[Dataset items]

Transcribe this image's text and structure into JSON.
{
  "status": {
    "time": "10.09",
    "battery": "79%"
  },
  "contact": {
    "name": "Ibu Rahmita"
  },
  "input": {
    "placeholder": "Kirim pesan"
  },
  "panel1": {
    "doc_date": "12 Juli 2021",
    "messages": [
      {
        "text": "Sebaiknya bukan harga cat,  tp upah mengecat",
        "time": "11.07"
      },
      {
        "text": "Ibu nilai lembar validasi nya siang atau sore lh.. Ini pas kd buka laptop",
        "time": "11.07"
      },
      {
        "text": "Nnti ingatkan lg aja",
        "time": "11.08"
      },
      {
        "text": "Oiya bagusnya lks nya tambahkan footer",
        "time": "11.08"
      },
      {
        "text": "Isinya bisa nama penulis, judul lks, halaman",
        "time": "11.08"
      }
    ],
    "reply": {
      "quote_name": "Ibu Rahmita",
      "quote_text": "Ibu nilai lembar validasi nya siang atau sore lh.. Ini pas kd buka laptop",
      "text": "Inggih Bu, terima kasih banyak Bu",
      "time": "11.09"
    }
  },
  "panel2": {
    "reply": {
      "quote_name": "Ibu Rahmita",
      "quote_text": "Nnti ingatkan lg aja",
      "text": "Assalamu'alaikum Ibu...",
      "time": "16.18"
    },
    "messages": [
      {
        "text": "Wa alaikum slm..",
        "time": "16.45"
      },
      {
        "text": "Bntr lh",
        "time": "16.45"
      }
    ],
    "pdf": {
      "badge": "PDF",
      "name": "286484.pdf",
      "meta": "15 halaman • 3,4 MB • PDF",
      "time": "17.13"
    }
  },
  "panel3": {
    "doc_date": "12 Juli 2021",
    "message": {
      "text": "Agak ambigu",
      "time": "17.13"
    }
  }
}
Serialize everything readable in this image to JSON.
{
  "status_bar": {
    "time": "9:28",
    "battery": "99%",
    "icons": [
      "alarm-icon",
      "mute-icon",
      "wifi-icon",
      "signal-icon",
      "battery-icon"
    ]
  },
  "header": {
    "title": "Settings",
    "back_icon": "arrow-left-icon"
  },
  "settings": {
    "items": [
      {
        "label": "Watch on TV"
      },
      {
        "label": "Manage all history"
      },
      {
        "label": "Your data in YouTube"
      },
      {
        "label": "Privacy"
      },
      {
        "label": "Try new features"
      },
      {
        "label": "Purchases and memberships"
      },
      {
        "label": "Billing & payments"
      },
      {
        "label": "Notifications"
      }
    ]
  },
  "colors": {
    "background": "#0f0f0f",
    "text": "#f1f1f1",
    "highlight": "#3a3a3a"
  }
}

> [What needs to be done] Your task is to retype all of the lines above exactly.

> [Result for this exercise]
Transcribe this image's text and structure into JSON.
{
  "status": {
    "time": "10.09",
    "battery": "79%"
  },
  "contact": {
    "name": "Ibu Rahmita"
  },
  "input": {
    "placeholder": "Kirim pesan"
  },
  "panel1": {
    "doc_date": "12 Juli 2021",
    "messages": [
      {
        "text": "Sebaiknya bukan harga cat,  tp upah mengecat",
        "time": "11.07"
      },
      {
        "text": "Ibu nilai lembar validasi nya siang atau sore lh.. Ini pas kd buka laptop",
        "time": "11.07"
      },
      {
        "text": "Nnti ingatkan lg aja",
        "time": "11.08"
      },
      {
        "text": "Oiya bagusnya lks nya tambahkan footer",
        "time": "11.08"
      },
      {
        "text": "Isinya bisa nama penulis, judul lks, halaman",
        "time": "11.08"
      }
    ],
    "reply": {
      "quote_name": "Ibu Rahmita",
      "quote_text": "Ibu nilai lembar validasi nya siang atau sore lh.. Ini pas kd buka laptop",
      "text": "Inggih Bu, terima kasih banyak Bu",
      "time": "11.09"
    }
  },
  "panel2": {
    "reply": {
      "quote_name": "Ibu Rahmita",
      "quote_text": "Nnti ingatkan lg aja",
      "text": "Assalamu'alaikum Ibu...",
      "time": "16.18"
    },
    "messages": [
      {
        "text": "Wa alaikum slm..",
        "time": "16.45"
      },
      {
        "text": "Bntr lh",
        "time": "16.45"
      }
    ],
    "pdf": {
      "badge": "PDF",
      "name": "286484.pdf",
      "meta": "15 halaman • 3,4 MB • PDF",
      "time": "17.13"
    }
  },
  "panel3": {
    "doc_date": "12 Juli 2021",
    "message": {
      "text": "Agak ambigu",
      "time": "17.13"
    }
  }
}
Serialize everything readable in this image to JSON.
{
  "status_bar": {
    "time": "9:28",
    "battery": "99%",
    "icons": [
      "alarm-icon",
      "mute-icon",
      "wifi-icon",
      "signal-icon",
      "battery-icon"
    ]
  },
  "header": {
    "title": "Settings",
    "back_icon": "arrow-left-icon"
  },
  "settings": {
    "items": [
      {
        "label": "Watch on TV"
      },
      {
        "label": "Manage all history"
      },
      {
        "label": "Your data in YouTube"
      },
      {
        "label": "Privacy"
      },
      {
        "label": "Try new features"
      },
      {
        "label": "Purchases and memberships"
      },
      {
        "label": "Billing & payments"
      },
      {
        "label": "Notifications"
      }
    ]
  },
  "colors": {
    "background": "#0f0f0f",
    "text": "#f1f1f1",
    "highlight": "#3a3a3a"
  }
}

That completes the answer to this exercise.